Dataset entries
|---|

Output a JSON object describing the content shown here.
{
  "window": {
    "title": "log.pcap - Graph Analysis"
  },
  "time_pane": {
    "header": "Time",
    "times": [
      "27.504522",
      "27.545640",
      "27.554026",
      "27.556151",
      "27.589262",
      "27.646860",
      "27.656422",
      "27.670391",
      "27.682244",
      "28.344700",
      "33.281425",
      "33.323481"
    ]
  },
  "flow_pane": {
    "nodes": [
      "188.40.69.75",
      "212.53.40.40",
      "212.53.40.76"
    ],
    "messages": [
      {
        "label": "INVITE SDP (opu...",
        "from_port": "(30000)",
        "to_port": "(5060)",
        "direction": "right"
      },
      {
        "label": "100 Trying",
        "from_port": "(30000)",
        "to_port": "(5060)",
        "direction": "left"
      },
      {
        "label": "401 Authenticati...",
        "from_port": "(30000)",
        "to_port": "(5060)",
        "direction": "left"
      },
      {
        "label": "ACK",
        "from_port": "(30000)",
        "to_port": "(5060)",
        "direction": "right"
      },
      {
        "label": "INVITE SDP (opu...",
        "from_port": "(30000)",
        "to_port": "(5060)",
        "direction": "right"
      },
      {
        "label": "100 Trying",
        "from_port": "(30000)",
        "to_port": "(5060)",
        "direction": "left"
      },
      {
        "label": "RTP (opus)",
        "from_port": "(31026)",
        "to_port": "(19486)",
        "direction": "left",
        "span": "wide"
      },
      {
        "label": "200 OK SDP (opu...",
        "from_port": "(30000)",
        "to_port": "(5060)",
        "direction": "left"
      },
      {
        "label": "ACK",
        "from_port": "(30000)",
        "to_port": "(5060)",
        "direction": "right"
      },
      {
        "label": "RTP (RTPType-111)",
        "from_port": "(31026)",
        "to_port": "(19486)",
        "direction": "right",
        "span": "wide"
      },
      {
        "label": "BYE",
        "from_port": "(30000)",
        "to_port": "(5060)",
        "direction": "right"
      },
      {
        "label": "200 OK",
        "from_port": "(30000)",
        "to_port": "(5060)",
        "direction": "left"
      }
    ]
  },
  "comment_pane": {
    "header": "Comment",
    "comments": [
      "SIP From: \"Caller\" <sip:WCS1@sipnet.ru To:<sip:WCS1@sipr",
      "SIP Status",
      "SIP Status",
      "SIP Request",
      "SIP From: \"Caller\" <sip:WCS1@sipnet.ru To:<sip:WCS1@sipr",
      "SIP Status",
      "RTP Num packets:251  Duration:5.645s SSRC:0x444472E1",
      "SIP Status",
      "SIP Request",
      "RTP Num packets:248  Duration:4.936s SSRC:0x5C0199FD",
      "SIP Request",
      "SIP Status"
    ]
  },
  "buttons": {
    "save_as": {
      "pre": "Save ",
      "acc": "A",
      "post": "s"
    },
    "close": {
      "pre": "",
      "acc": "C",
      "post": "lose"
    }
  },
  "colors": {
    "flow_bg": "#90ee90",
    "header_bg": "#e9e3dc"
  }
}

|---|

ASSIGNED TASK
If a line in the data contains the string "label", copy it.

WRITTEN SOLUTION
        "label": "INVITE SDP (opu...",
        "label": "100 Trying",
        "label": "401 Authenticati...",
        "label": "ACK",
        "label": "INVITE SDP (opu...",
        "label": "100 Trying",
        "label": "RTP (opus)",
        "label": "200 OK SDP (opu...",
        "label": "ACK",
        "label": "RTP (RTPType-111)",
        "label": "BYE",
        "label": "200 OK",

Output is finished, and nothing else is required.